The Union Flag fluttering in the breeze, a shop, a red phone box and an old-fashioned pillar box. These may evoke a cosy image of rural Britain, along with cricket on the village green, but for one group of social services inspectors they were too much.
A handicapped centre in Cumbria, which had created this idyll for its residents, to make them feel secure and part of an often unfriendly country, was advised to remove these harmless symbols of village life. There was more. Down too, should come the names chosen by the centre for the bungalows in its grounds - names like Peace, Love, Trust and Hope, deliberately chosen to make the residents feel secure and wanted.
The ensuing row between Barrow & District Spastic & Handicapped Society, which runs The Croft home in Barrow-in-Furness, and Cumbria Social Services, was part of a wider dispute which went all the way to Stephen Dorrell, the Secretary of State for Health.
When Mr Dorrell intervened, in the words of Dennis Rose, the handicapped society chairman, there was "a dramatic change in the attitude" of the social workers. All the items which social services found unacceptable were dropped, namely, wrote Mr Rose in a letter to Peter Thurnham MP, whose son, Stephen, attends The Croft: "Flagpole, telephone kiosk, letter-box and names on bungalows."
Two years ago, The Croft became the first handicapped centre in Britain to create "a village" for its 23 adult residents. Instead of them living in one building, the Society built four separate six-bedroomed bungalows in the grounds, to give them a sense of liberty. "At last they could live independently and have a sense of freedom while being in carefully nursed surroundings," said Mr Rose.
To create a village atmosphere, a flagpole was installed in the middle, with a pay-phone in a proper red box and a post box. A kiosk selling sweets, crisps and soft drinks was built, together with a communal meeting-cum- snooker room and TV lounge. The bungalows were given their innocuous names and the meeting room was named after Mr Rose's late wife, Teresa, who had herself been a driving force behind The Croft. Paid for by voluntary funds, it cost pounds 850,000.
Late last year, social services paid an unannounced visit, said Mr Rose, and declared they "did not like the names, did not like the phone box, did not like the post box, did not like the flagpole and did not like the club house being named after my wife."
It was, said Mr Rose, "bureaucracy gone mad". The flag was a particularly sore point since he had served in the Second World War. "I am proud of the Union Flag and I wanted it flying proudly in the village - not least because it helps to acquaint people with learning difficulties about their flag and their country."
There was nothing sinister about the names for the bungalows, either. "Peace, Love, Trust and Hope are four very important words for handicapped people," said Mr Rose.
Jean Bradshaw, head of Quality Assurance for Cumbria Social Services, said their objections centred on The Croft's philosophy. "Our concern is that people should be encouraged to be integrated into the local community as much as possible.

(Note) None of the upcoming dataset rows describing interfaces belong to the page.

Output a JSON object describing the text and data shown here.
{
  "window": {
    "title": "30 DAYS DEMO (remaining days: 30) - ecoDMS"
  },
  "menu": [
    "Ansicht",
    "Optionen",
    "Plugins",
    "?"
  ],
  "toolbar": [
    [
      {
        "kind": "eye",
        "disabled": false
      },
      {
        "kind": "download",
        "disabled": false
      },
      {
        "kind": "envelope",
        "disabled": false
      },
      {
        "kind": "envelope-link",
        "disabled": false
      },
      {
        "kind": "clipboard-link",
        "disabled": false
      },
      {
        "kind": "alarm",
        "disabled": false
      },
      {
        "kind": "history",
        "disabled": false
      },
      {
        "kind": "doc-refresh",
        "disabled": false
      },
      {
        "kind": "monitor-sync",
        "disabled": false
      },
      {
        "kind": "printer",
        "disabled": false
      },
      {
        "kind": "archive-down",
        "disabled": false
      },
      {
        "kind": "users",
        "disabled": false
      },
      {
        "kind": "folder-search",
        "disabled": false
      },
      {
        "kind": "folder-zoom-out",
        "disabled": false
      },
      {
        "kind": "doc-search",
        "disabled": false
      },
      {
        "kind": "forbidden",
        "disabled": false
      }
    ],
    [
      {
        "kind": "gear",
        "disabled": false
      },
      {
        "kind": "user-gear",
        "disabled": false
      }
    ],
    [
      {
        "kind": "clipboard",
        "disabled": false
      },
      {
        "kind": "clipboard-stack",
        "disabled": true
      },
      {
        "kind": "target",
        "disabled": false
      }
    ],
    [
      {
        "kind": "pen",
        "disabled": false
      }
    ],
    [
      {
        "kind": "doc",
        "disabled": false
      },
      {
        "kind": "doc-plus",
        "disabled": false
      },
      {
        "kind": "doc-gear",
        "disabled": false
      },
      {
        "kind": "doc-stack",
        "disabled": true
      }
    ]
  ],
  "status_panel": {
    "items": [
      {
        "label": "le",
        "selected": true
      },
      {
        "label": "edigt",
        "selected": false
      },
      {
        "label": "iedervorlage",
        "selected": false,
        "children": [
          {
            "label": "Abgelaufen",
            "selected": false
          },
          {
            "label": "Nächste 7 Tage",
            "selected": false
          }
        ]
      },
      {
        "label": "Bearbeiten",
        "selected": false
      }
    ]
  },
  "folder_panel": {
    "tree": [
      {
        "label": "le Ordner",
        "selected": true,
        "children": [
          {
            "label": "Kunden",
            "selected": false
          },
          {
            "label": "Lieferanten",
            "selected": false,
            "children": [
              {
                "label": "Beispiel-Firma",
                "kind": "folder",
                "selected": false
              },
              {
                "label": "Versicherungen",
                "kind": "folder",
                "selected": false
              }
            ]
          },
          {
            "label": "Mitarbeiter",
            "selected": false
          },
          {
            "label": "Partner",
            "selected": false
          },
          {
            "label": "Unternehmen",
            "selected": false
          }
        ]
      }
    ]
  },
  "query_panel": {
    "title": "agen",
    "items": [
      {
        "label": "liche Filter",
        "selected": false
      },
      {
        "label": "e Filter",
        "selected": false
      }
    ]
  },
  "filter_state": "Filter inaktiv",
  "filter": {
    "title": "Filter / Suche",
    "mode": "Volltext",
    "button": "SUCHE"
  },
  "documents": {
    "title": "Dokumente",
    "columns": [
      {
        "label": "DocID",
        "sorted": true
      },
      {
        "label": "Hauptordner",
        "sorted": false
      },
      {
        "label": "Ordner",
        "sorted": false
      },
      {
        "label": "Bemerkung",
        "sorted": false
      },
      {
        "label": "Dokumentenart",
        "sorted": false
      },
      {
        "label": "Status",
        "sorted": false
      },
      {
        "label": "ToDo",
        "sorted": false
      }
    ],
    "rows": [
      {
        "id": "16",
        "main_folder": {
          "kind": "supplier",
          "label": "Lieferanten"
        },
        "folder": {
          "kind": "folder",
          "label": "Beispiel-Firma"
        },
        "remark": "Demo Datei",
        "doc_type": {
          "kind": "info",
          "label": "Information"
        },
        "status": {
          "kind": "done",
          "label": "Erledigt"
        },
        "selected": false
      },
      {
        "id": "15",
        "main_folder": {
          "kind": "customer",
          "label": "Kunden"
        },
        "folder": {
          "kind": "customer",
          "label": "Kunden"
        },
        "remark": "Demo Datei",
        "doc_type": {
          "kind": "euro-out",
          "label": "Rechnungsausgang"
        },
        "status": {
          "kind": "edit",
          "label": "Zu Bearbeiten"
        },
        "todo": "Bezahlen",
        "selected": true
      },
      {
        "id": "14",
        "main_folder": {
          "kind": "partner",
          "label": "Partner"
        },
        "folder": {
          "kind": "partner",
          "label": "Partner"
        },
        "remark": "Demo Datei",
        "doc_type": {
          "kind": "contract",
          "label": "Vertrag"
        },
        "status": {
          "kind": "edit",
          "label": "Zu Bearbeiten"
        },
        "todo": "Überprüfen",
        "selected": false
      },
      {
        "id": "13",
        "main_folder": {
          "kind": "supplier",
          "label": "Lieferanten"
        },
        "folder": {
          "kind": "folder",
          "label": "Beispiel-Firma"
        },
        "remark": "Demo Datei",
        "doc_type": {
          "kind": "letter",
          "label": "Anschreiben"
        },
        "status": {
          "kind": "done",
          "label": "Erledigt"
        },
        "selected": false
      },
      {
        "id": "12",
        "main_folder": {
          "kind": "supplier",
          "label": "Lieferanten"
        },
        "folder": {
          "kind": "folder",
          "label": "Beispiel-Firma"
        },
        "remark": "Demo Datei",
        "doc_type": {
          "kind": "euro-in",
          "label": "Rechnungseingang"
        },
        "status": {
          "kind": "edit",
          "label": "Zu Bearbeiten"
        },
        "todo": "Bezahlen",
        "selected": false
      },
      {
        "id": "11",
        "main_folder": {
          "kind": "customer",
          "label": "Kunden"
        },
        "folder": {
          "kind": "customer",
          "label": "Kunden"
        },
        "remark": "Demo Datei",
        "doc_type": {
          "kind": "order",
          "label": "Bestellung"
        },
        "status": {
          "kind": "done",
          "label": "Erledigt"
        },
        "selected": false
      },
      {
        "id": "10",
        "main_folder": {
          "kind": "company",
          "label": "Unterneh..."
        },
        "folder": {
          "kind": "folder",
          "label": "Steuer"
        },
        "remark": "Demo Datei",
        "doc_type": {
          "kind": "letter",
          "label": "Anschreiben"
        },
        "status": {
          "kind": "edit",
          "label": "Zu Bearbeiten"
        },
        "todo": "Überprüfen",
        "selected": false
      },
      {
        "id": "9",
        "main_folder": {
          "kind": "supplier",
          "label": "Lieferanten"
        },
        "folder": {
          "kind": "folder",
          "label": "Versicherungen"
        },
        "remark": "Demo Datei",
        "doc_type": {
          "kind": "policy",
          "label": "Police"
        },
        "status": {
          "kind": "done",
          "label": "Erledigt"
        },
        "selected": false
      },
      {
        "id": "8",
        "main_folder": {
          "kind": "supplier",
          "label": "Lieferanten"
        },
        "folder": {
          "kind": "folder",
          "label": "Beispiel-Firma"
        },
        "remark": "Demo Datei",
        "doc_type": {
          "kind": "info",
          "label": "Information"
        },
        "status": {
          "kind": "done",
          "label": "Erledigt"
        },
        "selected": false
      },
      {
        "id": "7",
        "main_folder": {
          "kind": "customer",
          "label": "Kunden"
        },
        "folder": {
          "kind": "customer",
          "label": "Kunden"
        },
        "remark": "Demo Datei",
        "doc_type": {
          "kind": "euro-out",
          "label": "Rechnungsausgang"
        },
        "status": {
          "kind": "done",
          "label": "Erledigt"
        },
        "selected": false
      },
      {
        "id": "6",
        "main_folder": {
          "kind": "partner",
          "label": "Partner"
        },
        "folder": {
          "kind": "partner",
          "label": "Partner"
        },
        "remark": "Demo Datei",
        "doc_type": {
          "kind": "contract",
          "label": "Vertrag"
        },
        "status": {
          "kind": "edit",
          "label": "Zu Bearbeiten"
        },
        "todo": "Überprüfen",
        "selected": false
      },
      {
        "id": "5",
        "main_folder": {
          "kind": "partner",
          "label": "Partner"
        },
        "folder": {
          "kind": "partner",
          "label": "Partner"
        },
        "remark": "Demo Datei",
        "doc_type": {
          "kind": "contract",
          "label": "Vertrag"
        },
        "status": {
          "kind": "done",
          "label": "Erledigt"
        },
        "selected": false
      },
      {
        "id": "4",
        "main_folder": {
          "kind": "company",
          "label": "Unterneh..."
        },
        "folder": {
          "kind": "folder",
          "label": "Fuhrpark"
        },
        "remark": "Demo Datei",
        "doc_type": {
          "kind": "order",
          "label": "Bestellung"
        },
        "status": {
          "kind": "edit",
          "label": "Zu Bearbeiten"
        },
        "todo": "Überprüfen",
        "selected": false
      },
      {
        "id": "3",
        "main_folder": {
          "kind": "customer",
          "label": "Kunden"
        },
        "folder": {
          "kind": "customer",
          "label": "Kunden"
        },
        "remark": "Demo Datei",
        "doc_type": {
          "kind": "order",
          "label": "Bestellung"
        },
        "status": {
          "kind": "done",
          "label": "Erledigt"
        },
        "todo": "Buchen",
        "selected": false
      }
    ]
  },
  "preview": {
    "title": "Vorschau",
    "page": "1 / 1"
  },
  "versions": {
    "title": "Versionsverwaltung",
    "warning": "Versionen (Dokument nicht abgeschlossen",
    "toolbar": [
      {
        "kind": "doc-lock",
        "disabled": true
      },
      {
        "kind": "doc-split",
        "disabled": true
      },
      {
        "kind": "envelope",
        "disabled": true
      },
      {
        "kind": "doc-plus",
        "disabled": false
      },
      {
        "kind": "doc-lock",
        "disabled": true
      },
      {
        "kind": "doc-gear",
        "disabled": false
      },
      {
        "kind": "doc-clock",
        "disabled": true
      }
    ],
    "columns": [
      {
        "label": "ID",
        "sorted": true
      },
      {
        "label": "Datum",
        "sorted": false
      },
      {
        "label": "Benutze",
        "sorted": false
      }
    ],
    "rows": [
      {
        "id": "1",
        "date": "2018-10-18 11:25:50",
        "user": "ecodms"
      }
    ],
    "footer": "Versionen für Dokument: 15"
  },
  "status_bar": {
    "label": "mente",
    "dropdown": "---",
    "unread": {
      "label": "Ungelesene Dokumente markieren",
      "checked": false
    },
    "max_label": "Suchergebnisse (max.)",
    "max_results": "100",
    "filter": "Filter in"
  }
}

"In any setting we want people to be integrated. Our worry is that people weren't being given the opportunity to join in normal facilities," said Ms Bradshaw. It was better that the residents used the local phone and post box rather than those in their "village".
She admitted that Mr Dorrell was involved in "some discussions" but denied he forced a change of heart. In a joint statement last night, Cumbria Social Services and Mr Rose said any problems between them had been "resolved very amicably".Reuse content